Joe and Izzy couldn’t wait for Black Friday and Cyber Monday. They’d been planning what they were going to get for weeks. It was going to be the perfect start to the Christmas period and their next bonanza! It was simple to design their best online targets – to be the first to the gifts awaiting them.
Sadly, for many people, their shopping plans would be ruined. Joe and Izzy were part of a seriously organised criminal gang who were planning multiple cyber-attacks targeting us at a time when many of us are more vulnerable than usual by chasing the ‘best online deal around’.
This year we are all particularly vulnerable for two reasons. First, many retailers will be looking to offer even bigger and better bargains to recover lost revenues from the 2020 lockdown. Secondly, as we get used to the new working environment that most of us find ourselves in, we need to be particularly vigilant. Our guard will often be down at home as we browse for the best deals, often on work laptops.
On the run-up to Black Friday in 2019, Check Point reported that phishing emails increased by 275%. The UK’s National Cyber Security Centre’s (NCSC) recent research found that 37% of people think that losing money or personal details over the internet is unavoidable. These two stats suggest Joe and Izzy will have another bumper year in 2021!

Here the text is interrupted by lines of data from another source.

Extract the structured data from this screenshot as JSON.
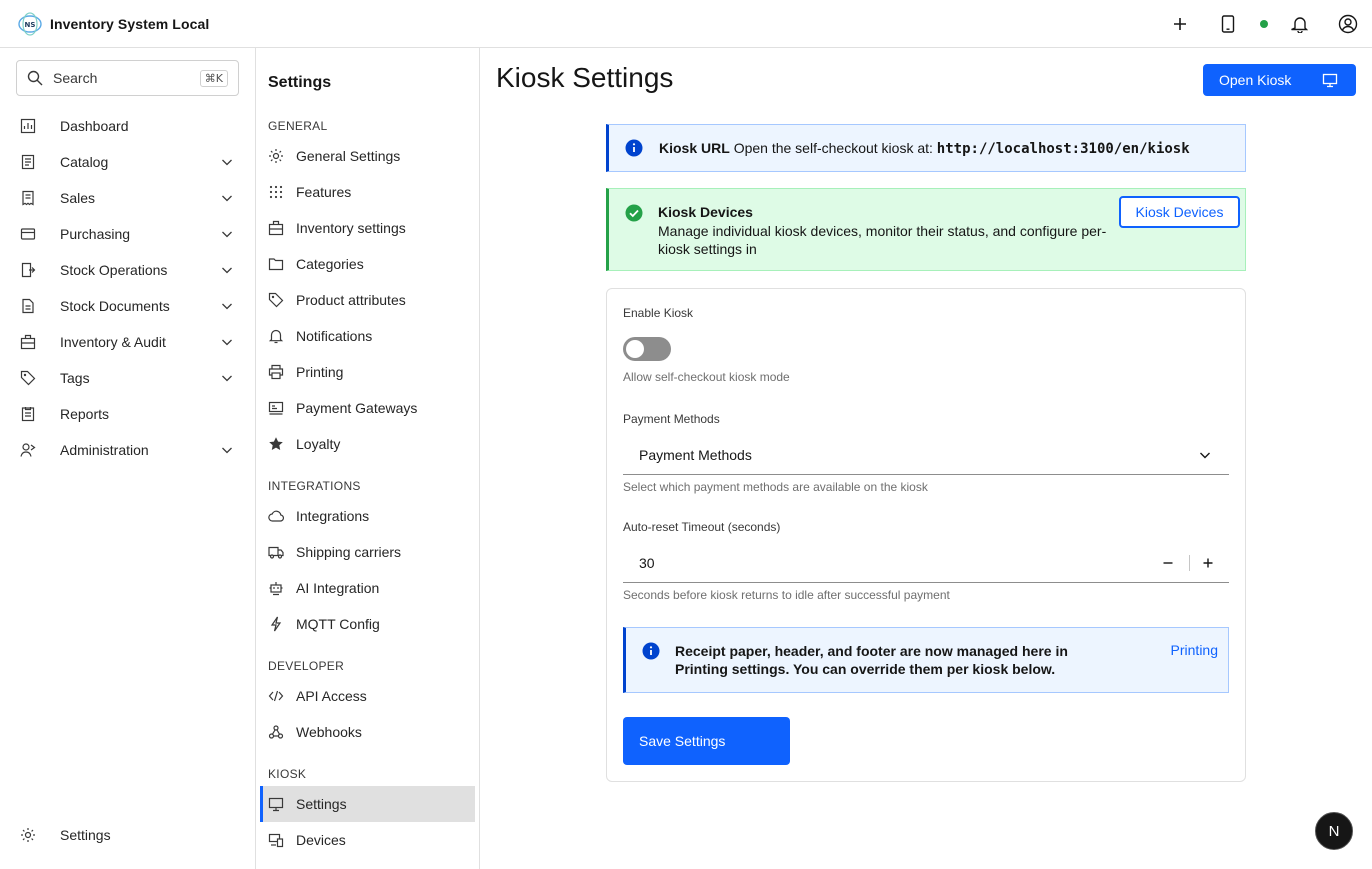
{
  "header": {
    "app_name": "Inventory System Local",
    "logo_text": "NS",
    "actions": [
      {
        "icon": "plus-icon"
      },
      {
        "icon": "tablet-icon"
      },
      {
        "icon": "bell-icon"
      },
      {
        "icon": "user-avatar-icon"
      }
    ],
    "status_color": "#24a148"
  },
  "search": {
    "placeholder": "Search",
    "shortcut": "⌘K"
  },
  "sidebar": {
    "items": [
      {
        "label": "Dashboard",
        "icon": "dashboard-icon",
        "expandable": false
      },
      {
        "label": "Catalog",
        "icon": "catalog-icon",
        "expandable": true
      },
      {
        "label": "Sales",
        "icon": "receipt-icon",
        "expandable": true
      },
      {
        "label": "Purchasing",
        "icon": "card-icon",
        "expandable": true
      },
      {
        "label": "Stock Operations",
        "icon": "stock-ops-icon",
        "expandable": true
      },
      {
        "label": "Stock Documents",
        "icon": "document-icon",
        "expandable": true
      },
      {
        "label": "Inventory & Audit",
        "icon": "audit-icon",
        "expandable": true
      },
      {
        "label": "Tags",
        "icon": "tag-icon",
        "expandable": true
      },
      {
        "label": "Reports",
        "icon": "report-icon",
        "expandable": false
      },
      {
        "label": "Administration",
        "icon": "admin-icon",
        "expandable": true
      }
    ],
    "footer": {
      "label": "Settings",
      "icon": "gear-icon"
    }
  },
  "settings_nav": {
    "title": "Settings",
    "sections": {
      "general": "GENERAL",
      "integrations": "INTEGRATIONS",
      "developer": "DEVELOPER",
      "kiosk": "KIOSK"
    },
    "general": [
      {
        "label": "General Settings",
        "icon": "gear-icon"
      },
      {
        "label": "Features",
        "icon": "grid-icon"
      },
      {
        "label": "Inventory settings",
        "icon": "inventory-icon"
      },
      {
        "label": "Categories",
        "icon": "folder-icon"
      },
      {
        "label": "Product attributes",
        "icon": "tag-icon"
      },
      {
        "label": "Notifications",
        "icon": "bell-icon"
      },
      {
        "label": "Printing",
        "icon": "printer-icon"
      },
      {
        "label": "Payment Gateways",
        "icon": "payment-icon"
      },
      {
        "label": "Loyalty",
        "icon": "star-icon"
      }
    ],
    "integrations": [
      {
        "label": "Integrations",
        "icon": "cloud-icon"
      },
      {
        "label": "Shipping carriers",
        "icon": "truck-icon"
      },
      {
        "label": "AI Integration",
        "icon": "robot-icon"
      },
      {
        "label": "MQTT Config",
        "icon": "lightning-icon"
      }
    ],
    "developer": [
      {
        "label": "API Access",
        "icon": "code-icon"
      },
      {
        "label": "Webhooks",
        "icon": "webhook-icon"
      }
    ],
    "kiosk": [
      {
        "label": "Settings",
        "icon": "monitor-icon",
        "active": true
      },
      {
        "label": "Devices",
        "icon": "devices-icon",
        "active": false
      }
    ]
  },
  "main": {
    "title": "Kiosk Settings",
    "open_kiosk_label": "Open Kiosk",
    "kiosk_url_note": {
      "title": "Kiosk URL",
      "text": "Open the self-checkout kiosk at:",
      "url": "http://localhost:3100/en/kiosk"
    },
    "devices_note": {
      "title": "Kiosk Devices",
      "text": "Manage individual kiosk devices, monitor their status, and configure per-kiosk settings in",
      "button_label": "Kiosk Devices"
    },
    "form": {
      "enable_kiosk": {
        "label": "Enable Kiosk",
        "helper": "Allow self-checkout kiosk mode",
        "enabled": false
      },
      "payment_methods": {
        "label": "Payment Methods",
        "value": "Payment Methods",
        "helper": "Select which payment methods are available on the kiosk"
      },
      "auto_reset": {
        "label": "Auto-reset Timeout (seconds)",
        "value": "30",
        "helper": "Seconds before kiosk returns to idle after successful payment"
      },
      "receipt_note": {
        "text": "Receipt paper, header, and footer are now managed here in Printing settings. You can override them per kiosk below.",
        "link_label": "Printing"
      },
      "save_label": "Save Settings"
    }
  },
  "fab_label": "N",
  "colors": {
    "accent": "#0f62fe",
    "success": "#24a148",
    "info": "#0043ce"
  }
}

Yet there are some simple things that we can all do to protect ourselves during Black Friday and Cyber Monday at the end of November:
For any organisation, it would be a good idea at this time of year to provide some simple engaging and immersive reminders for what your employees need to be aware of and do on the run-up to the biggest online shopping spree we’ll ever see. Encourage the speedy reporting of what are suspicious emails and requests. Offer highly targeted, short awareness reminders, little and often. Encourage and share Black Friday and Cyber Monday stories amongst your employees. Remember, effective awareness training campaigns can go a long way to reduce the risk of you managing the damaging consequences of a cyber-attack.
Here are some simple steps we can all take so we can safely enjoy the bargains available:
- Stop, think and be safe: Look out for simple giveaways of phishing scams targeting you with offers too good to be true. For example, if it refers to you as a ‘valued customer’ or ‘friend’, many will have poor spelling, grammar or punctuation and check the senders’ name and URL – does it sound legitimate or are they trying to mimic someone or a retailer you know.
- Don’t give away too much information: Online retailers will need your address and your bank details but don’t provide any further information not required for your purchase. If you can avoid it, don’t create an account on a new site unless you’re going to use that site a lot in the future.
- Use strong passwords: The best way to create a strong but also memorable password that will be extremely difficult to hack is to use three random words with numbers. So, for example, nan91potstar!.
- Stay up to date: Make sure you install the latest software and app updates to combat ever-evolving cyber-attacks.
Let’s work together to make sure Joe and Izzy don’t have the Black Friday, Cyber Monday, or Christmas they’d planned.